Thanks for following and for commenting.

ChrisJ said...


Also, I do believe that some of it is exactly that people don't want to think that something similar might happen to them.

Judie said...

Many years ago, when astrology was all the rage, I was told by an astrologer friend of my SIL that Pisces are plagued with foot issues. If that is true, then that esplains why my feet are so gnarled! I had surgery on the right one about 3 years ago, and have been putting off having the other foot rebuilt, but now I have to! It won't be fun, but I just can't take the pain any more!! It has seriously affected my golf game!! Hahaha!

ChrisJ said...


I have no excuse for my golf game!!!!

Owen Gray said...

I can remember as kid reading John Howard Griffin's Black Like Me, and being aghast that the same man could be treated so differently after "changing" the colour of his skin.

It's one thing to witness human heartlessness. It's something else again to experience it.

Judie said...

I use any excuse I can get away with. The best one I have ever used for missing a very makeable putt for birdie just happens to be absolutely true--As we were walking to the green, a coyote came out of the woods, ran on the green, and took my ball! I yelled at him and he dropped it about 60 feet from the hole! It had been about 15 inches from the pin! Bummer!

Ciss B said...

Sadly, Chris the idea of care and kindness is no longer an important part of what is taught to children...and older ones.

From experience I know though mine is not a physical disability, I can equate.

ChrisJ said...


I remember reading "Black Like Me" and feeling exactly the same. It's sad and seems not to improve in any lasting way.

ChrisJ said...


That's a good excuse and a great story.

ChrisJ said...


I do think it's getting worse, even though some of the rudeness was from people my own age.

Judie said...

After today, I am thinking that some people are just uncomfortable with disabilities, and don't really know how to react.

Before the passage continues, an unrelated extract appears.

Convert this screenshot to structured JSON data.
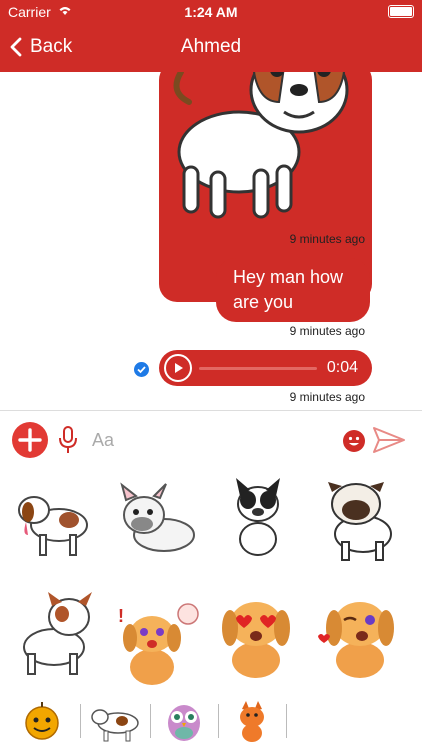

As you know, Rod's Mum is dying. We were in Atlanta with her for 6 weeks in May/June. Then we came home. She has been slowly going downhill, and we are getting down to the wire here. Rod's siblings just do not know how to deal with this. Rod's brother called and asked us to come back. The hospice people have told them that they need to tell Mum that she is dying, because she needs permission from them to die. They can't do this, so they want us (namely me) to come back and handle it for them. I have no problem with helping her to come to terms with this and let go, and I cannot understand why her own children cannot seem to grasp this important concept.

Sometimes people just don't know what to do. It probably makes them angry. Or maybe they think it might happen to them, and the thought of that makes them scared.

Remember the scene in Moonstruck when Cher slaps Nicholas Cage and says, "Snap out of it!" Well, I am just the person to do that!

Wish me luck.

ChrisJ said...


That's really a difficult situation. I know what you mean, though, some people just can't do those hard but necessary things.

You get all the luck I can send you.

askcherlock said...

What you have been through has to have been difficult and having people become impatient can only be demoralizing. I had a sort of reverse situation recently. My husband and I went to the mall, parked the car, and as we walked toward the entrance, we noticed that an elderly woman had fallen face down on the curb. We were the first ones to get to her. I told her not to move, and held her head so I could stop her nose from bleeding. My husband called 911 for an ambulance. Soon passersby were coming over and each asked what they could do. I asked the woman if she had a cell phone. She did. I asked if we could call her family. She was 90 years old but had her son's number programmed in the phone. One of the people standing there called him. He arrived about the same time as the ambulance. Everyone there showed great concern for this woman, and it was heart-warming. Perhaps not all is lost in the character of our society.

ChrisJ said...


It's always heartwarming when people do the right thing. As I said in the post, many people practically fell over themselves to open doors, etc for me. It wasn't all bad - I guess the rude ones just stand out more.

It's good that things turned out well for the woman. Will you be able to follow up?